Set down the whole listing verbatim.

Start of The data

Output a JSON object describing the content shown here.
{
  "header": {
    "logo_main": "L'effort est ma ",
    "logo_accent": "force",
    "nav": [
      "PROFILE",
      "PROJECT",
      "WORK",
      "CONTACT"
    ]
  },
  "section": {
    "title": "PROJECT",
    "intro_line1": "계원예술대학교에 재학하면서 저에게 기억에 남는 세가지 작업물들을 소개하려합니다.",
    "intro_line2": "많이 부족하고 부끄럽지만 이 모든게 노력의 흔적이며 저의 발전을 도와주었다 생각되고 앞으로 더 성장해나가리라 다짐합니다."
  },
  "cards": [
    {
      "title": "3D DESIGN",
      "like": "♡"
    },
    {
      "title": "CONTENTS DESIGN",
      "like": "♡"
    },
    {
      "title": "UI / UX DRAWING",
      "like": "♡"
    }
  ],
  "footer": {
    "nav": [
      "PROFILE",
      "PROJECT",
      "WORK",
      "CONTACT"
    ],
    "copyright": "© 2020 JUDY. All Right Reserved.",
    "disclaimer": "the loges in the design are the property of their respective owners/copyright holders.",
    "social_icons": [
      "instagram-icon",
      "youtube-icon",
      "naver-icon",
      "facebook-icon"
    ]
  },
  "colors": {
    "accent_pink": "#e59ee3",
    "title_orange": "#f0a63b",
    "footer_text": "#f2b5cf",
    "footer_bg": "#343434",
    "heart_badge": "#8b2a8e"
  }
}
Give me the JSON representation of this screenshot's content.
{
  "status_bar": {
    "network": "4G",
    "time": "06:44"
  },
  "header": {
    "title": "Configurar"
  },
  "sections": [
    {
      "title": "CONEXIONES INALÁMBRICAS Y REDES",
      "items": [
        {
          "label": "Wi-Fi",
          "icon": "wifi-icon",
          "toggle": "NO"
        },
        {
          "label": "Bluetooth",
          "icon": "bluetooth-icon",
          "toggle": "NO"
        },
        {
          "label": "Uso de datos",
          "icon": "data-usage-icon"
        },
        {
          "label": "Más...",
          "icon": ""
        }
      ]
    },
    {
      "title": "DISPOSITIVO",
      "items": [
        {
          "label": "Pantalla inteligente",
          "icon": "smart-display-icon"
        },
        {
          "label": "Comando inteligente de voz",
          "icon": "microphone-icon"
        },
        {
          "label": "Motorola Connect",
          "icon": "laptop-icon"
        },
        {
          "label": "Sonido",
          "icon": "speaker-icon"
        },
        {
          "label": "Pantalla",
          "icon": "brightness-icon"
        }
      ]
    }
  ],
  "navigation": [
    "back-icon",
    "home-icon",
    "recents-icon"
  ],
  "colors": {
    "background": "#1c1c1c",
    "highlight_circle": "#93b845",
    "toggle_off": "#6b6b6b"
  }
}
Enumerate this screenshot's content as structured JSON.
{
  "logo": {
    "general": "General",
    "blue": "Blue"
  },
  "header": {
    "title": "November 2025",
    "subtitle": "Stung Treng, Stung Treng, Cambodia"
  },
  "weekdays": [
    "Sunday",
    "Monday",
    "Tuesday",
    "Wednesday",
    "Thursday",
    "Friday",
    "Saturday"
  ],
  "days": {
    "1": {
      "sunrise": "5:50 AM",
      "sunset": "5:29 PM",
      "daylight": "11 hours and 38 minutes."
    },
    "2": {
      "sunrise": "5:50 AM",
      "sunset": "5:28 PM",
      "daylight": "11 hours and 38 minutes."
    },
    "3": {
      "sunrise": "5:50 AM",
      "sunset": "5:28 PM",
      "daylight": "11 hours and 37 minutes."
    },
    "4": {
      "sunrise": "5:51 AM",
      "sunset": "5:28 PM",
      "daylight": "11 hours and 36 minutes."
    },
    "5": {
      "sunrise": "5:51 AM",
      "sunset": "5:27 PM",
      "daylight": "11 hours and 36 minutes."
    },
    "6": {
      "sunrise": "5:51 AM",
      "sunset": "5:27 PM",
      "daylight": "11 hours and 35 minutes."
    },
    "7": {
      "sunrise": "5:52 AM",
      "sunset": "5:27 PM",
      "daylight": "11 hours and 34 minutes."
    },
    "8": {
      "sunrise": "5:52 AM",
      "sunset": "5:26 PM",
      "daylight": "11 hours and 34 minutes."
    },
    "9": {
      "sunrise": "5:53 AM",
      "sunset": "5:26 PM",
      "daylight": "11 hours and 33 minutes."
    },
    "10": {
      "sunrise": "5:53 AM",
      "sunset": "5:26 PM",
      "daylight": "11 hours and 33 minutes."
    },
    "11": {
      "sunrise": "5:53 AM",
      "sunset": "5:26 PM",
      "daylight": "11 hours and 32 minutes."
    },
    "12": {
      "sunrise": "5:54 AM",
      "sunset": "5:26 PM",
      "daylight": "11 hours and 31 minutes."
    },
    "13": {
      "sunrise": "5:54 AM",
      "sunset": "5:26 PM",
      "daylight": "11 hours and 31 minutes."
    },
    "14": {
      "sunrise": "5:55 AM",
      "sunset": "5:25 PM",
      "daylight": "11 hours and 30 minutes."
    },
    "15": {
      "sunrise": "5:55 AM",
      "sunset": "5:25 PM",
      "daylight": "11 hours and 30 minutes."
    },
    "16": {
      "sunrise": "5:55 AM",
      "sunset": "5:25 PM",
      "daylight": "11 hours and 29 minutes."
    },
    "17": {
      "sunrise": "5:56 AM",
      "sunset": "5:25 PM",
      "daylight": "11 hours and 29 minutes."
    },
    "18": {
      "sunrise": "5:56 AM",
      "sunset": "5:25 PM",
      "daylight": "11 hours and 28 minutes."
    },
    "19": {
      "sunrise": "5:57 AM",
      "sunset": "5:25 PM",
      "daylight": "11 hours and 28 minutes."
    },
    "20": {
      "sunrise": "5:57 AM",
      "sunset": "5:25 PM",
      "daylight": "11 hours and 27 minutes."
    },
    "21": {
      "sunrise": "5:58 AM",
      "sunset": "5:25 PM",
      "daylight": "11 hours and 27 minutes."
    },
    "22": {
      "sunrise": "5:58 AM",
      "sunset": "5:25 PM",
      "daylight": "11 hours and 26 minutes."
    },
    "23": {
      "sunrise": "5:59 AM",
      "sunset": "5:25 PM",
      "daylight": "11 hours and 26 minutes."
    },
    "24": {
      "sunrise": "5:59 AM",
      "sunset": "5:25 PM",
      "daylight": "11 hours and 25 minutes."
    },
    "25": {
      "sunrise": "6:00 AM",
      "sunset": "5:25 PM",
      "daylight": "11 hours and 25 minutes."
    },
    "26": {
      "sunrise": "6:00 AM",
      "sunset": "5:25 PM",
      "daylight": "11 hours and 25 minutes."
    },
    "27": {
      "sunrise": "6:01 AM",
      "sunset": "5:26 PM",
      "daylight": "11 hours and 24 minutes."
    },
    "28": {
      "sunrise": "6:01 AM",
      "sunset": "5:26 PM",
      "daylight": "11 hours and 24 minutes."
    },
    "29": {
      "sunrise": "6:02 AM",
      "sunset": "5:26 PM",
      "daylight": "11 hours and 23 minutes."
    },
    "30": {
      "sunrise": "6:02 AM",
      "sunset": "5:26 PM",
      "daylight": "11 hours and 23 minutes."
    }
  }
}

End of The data

# Answer box:
Output a JSON object describing the content shown here.
{
  "header": {
    "logo_main": "L'effort est ma ",
    "logo_accent": "force",
    "nav": [
      "PROFILE",
      "PROJECT",
      "WORK",
      "CONTACT"
    ]
  },
  "section": {
    "title": "PROJECT",
    "intro_line1": "계원예술대학교에 재학하면서 저에게 기억에 남는 세가지 작업물들을 소개하려합니다.",
    "intro_line2": "많이 부족하고 부끄럽지만 이 모든게 노력의 흔적이며 저의 발전을 도와주었다 생각되고 앞으로 더 성장해나가리라 다짐합니다."
  },
  "cards": [
    {
      "title": "3D DESIGN",
      "like": "♡"
    },
    {
      "title": "CONTENTS DESIGN",
      "like": "♡"
    },
    {
      "title": "UI / UX DRAWING",
      "like": "♡"
    }
  ],
  "footer": {
    "nav": [
      "PROFILE",
      "PROJECT",
      "WORK",
      "CONTACT"
    ],
    "copyright": "© 2020 JUDY. All Right Reserved.",
    "disclaimer": "the loges in the design are the property of their respective owners/copyright holders.",
    "social_icons": [
      "instagram-icon",
      "youtube-icon",
      "naver-icon",
      "facebook-icon"
    ]
  },
  "colors": {
    "accent_pink": "#e59ee3",
    "title_orange": "#f0a63b",
    "footer_text": "#f2b5cf",
    "footer_bg": "#343434",
    "heart_badge": "#8b2a8e"
  }
}
Give me the JSON representation of this screenshot's content.
{
  "status_bar": {
    "network": "4G",
    "time": "06:44"
  },
  "header": {
    "title": "Configurar"
  },
  "sections": [
    {
      "title": "CONEXIONES INALÁMBRICAS Y REDES",
      "items": [
        {
          "label": "Wi-Fi",
          "icon": "wifi-icon",
          "toggle": "NO"
        },
        {
          "label": "Bluetooth",
          "icon": "bluetooth-icon",
          "toggle": "NO"
        },
        {
          "label": "Uso de datos",
          "icon": "data-usage-icon"
        },
        {
          "label": "Más...",
          "icon": ""
        }
      ]
    },
    {
      "title": "DISPOSITIVO",
      "items": [
        {
          "label": "Pantalla inteligente",
          "icon": "smart-display-icon"
        },
        {
          "label": "Comando inteligente de voz",
          "icon": "microphone-icon"
        },
        {
          "label": "Motorola Connect",
          "icon": "laptop-icon"
        },
        {
          "label": "Sonido",
          "icon": "speaker-icon"
        },
        {
          "label": "Pantalla",
          "icon": "brightness-icon"
        }
      ]
    }
  ],
  "navigation": [
    "back-icon",
    "home-icon",
    "recents-icon"
  ],
  "colors": {
    "background": "#1c1c1c",
    "highlight_circle": "#93b845",
    "toggle_off": "#6b6b6b"
  }
}
Enumerate this screenshot's content as structured JSON.
{
  "logo": {
    "general": "General",
    "blue": "Blue"
  },
  "header": {
    "title": "November 2025",
    "subtitle": "Stung Treng, Stung Treng, Cambodia"
  },
  "weekdays": [
    "Sunday",
    "Monday",
    "Tuesday",
    "Wednesday",
    "Thursday",
    "Friday",
    "Saturday"
  ],
  "days": {
    "1": {
      "sunrise": "5:50 AM",
      "sunset": "5:29 PM",
      "daylight": "11 hours and 38 minutes."
    },
    "2": {
      "sunrise": "5:50 AM",
      "sunset": "5:28 PM",
      "daylight": "11 hours and 38 minutes."
    },
    "3": {
      "sunrise": "5:50 AM",
      "sunset": "5:28 PM",
      "daylight": "11 hours and 37 minutes."
    },
    "4": {
      "sunrise": "5:51 AM",
      "sunset": "5:28 PM",
      "daylight": "11 hours and 36 minutes."
    },
    "5": {
      "sunrise": "5:51 AM",
      "sunset": "5:27 PM",
      "daylight": "11 hours and 36 minutes."
    },
    "6": {
      "sunrise": "5:51 AM",
      "sunset": "5:27 PM",
      "daylight": "11 hours and 35 minutes."
    },
    "7": {
      "sunrise": "5:52 AM",
      "sunset": "5:27 PM",
      "daylight": "11 hours and 34 minutes."
    },
    "8": {
      "sunrise": "5:52 AM",
      "sunset": "5:26 PM",
      "daylight": "11 hours and 34 minutes."
    },
    "9": {
      "sunrise": "5:53 AM",
      "sunset": "5:26 PM",
      "daylight": "11 hours and 33 minutes."
    },
    "10": {
      "sunrise": "5:53 AM",
      "sunset": "5:26 PM",
      "daylight": "11 hours and 33 minutes."
    },
    "11": {
      "sunrise": "5:53 AM",
      "sunset": "5:26 PM",
      "daylight": "11 hours and 32 minutes."
    },
    "12": {
      "sunrise": "5:54 AM",
      "sunset": "5:26 PM",
      "daylight": "11 hours and 31 minutes."
    },
    "13": {
      "sunrise": "5:54 AM",
      "sunset": "5:26 PM",
      "daylight": "11 hours and 31 minutes."
    },
    "14": {
      "sunrise": "5:55 AM",
      "sunset": "5:25 PM",
      "daylight": "11 hours and 30 minutes."
    },
    "15": {
      "sunrise": "5:55 AM",
      "sunset": "5:25 PM",
      "daylight": "11 hours and 30 minutes."
    },
    "16": {
      "sunrise": "5:55 AM",
      "sunset": "5:25 PM",
      "daylight": "11 hours and 29 minutes."
    },
    "17": {
      "sunrise": "5:56 AM",
      "sunset": "5:25 PM",
      "daylight": "11 hours and 29 minutes."
    },
    "18": {
      "sunrise": "5:56 AM",
      "sunset": "5:25 PM",
      "daylight": "11 hours and 28 minutes."
    },
    "19": {
      "sunrise": "5:57 AM",
      "sunset": "5:25 PM",
      "daylight": "11 hours and 28 minutes."
    },
    "20": {
      "sunrise": "5:57 AM",
      "sunset": "5:25 PM",
      "daylight": "11 hours and 27 minutes."
    },
    "21": {
      "sunrise": "5:58 AM",
      "sunset": "5:25 PM",
      "daylight": "11 hours and 27 minutes."
    },
    "22": {
      "sunrise": "5:58 AM",
      "sunset": "5:25 PM",
      "daylight": "11 hours and 26 minutes."
    },
    "23": {
      "sunrise": "5:59 AM",
      "sunset": "5:25 PM",
      "daylight": "11 hours and 26 minutes."
    },
    "24": {
      "sunrise": "5:59 AM",
      "sunset": "5:25 PM",
      "daylight": "11 hours and 25 minutes."
    },
    "25": {
      "sunrise": "6:00 AM",
      "sunset": "5:25 PM",
      "daylight": "11 hours and 25 minutes."
    },
    "26": {
      "sunrise": "6:00 AM",
      "sunset": "5:25 PM",
      "daylight": "11 hours and 25 minutes."
    },
    "27": {
      "sunrise": "6:01 AM",
      "sunset": "5:26 PM",
      "daylight": "11 hours and 24 minutes."
    },
    "28": {
      "sunrise": "6:01 AM",
      "sunset": "5:26 PM",
      "daylight": "11 hours and 24 minutes."
    },
    "29": {
      "sunrise": "6:02 AM",
      "sunset": "5:26 PM",
      "daylight": "11 hours and 23 minutes."
    },
    "30": {
      "sunrise": "6:02 AM",
      "sunset": "5:26 PM",
      "daylight": "11 hours and 23 minutes."
    }
  }
}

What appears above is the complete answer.